I realise that for many of your seasoned observers, this is old hat.
However, having been told about this at lunch yesterday by Caroline’s Daughter and Son-in-Law, I thought I would have a look into this, as it appears to be part of a growing trend of smart people employing social media to get heard.
Long story short: United Airlines breaks musician’s guitar; musician claims restitution; gets stonewalled by United; writes song which goes viral on YouTube; United caves in; lots more people buy musician’s music.
Apparently United’s share price took a pasting, which has been attributed to the negative publicity.
There’s a bit of doubt about this here and here, but I think you get the general point! The fact that there is a debate about this demonstrates how important Social Media is becoming in determining reputations, and tipping the balance of power in favour of consumers.

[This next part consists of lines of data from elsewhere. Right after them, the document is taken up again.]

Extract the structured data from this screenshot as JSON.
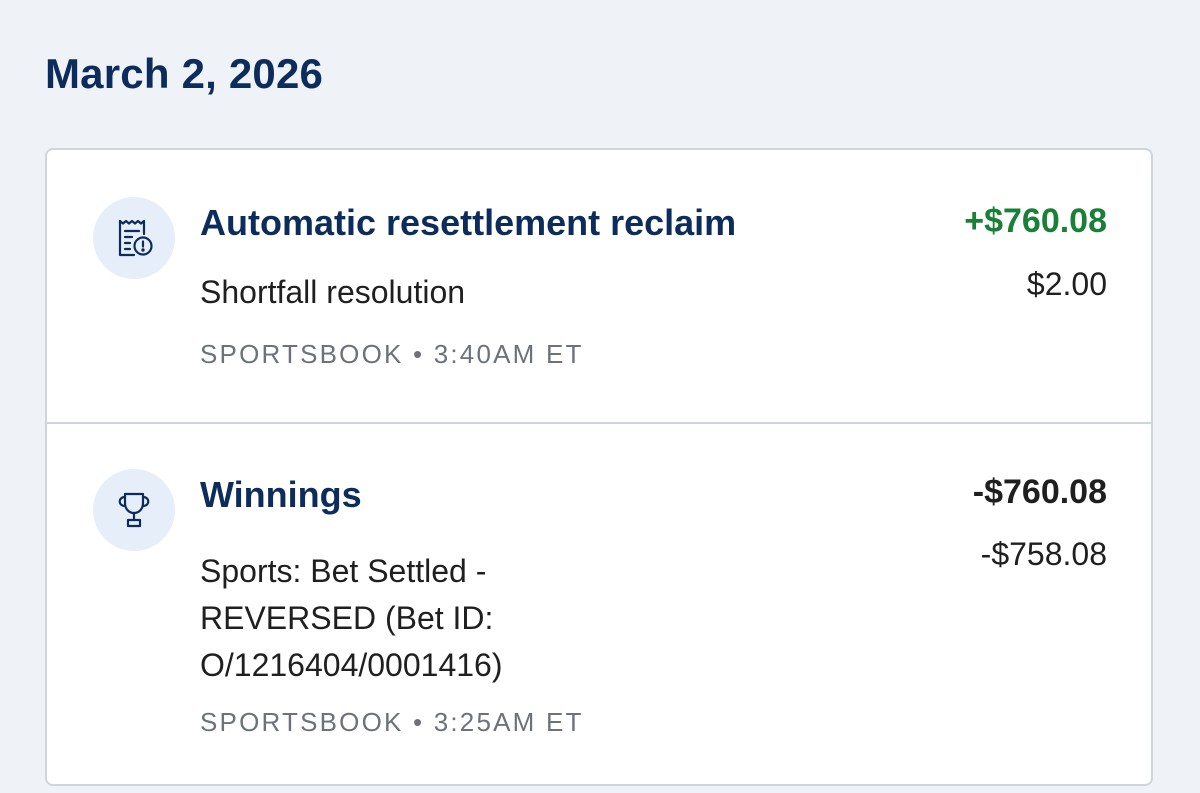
{
  "date_heading": "March 2, 2026",
  "transactions": [
    {
      "icon": "receipt-alert-icon",
      "title": "Automatic resettlement reclaim",
      "description": "Shortfall resolution",
      "meta": "SPORTSBOOK • 3:40AM ET",
      "amount": "+$760.08",
      "amount_color": "#1a7f37",
      "balance": "$2.00"
    },
    {
      "icon": "trophy-icon",
      "title": "Winnings",
      "description": "Sports: Bet Settled - REVERSED (Bet ID: O/1216404/0001416)",
      "meta": "SPORTSBOOK • 3:25AM ET",
      "amount": "-$760.08",
      "amount_color": "#1f1f1f",
      "balance": "-$758.08"
    }
  ],
  "colors": {
    "heading": "#0c2d5c",
    "icon_bg": "#e6eef9",
    "page_bg": "#eff2f7"
  }
}
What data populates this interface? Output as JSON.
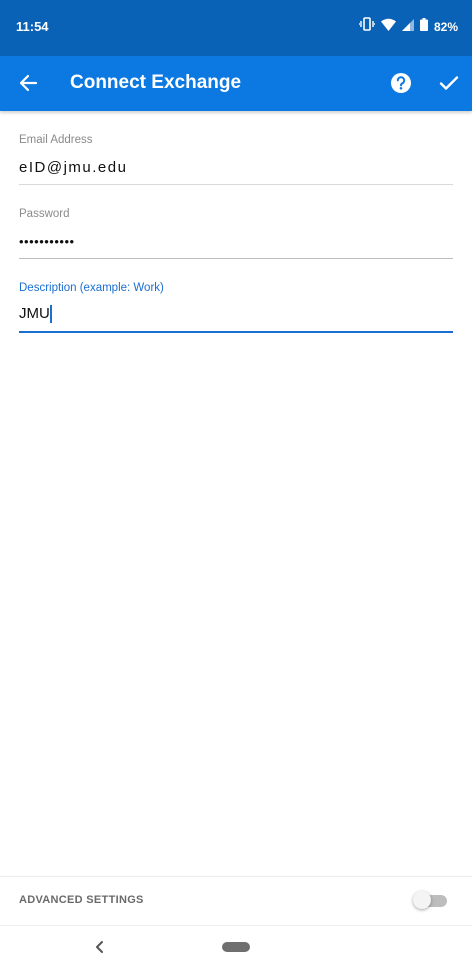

The Times summarises the situation from United Airlines’ perspective:
The company is trying to put a brave face on things. On Twitter it admitted its mistake and announced that it was donating $3,000 to a music charity. A spokeswoman tweeted that she liked the video: “It is excellent and that is why we would like to use it for training purposes so everyone receives better service from us.”
And for anyone considering consumer complaint videos on YouTube in the future, Mr Carroll recommends the key of D.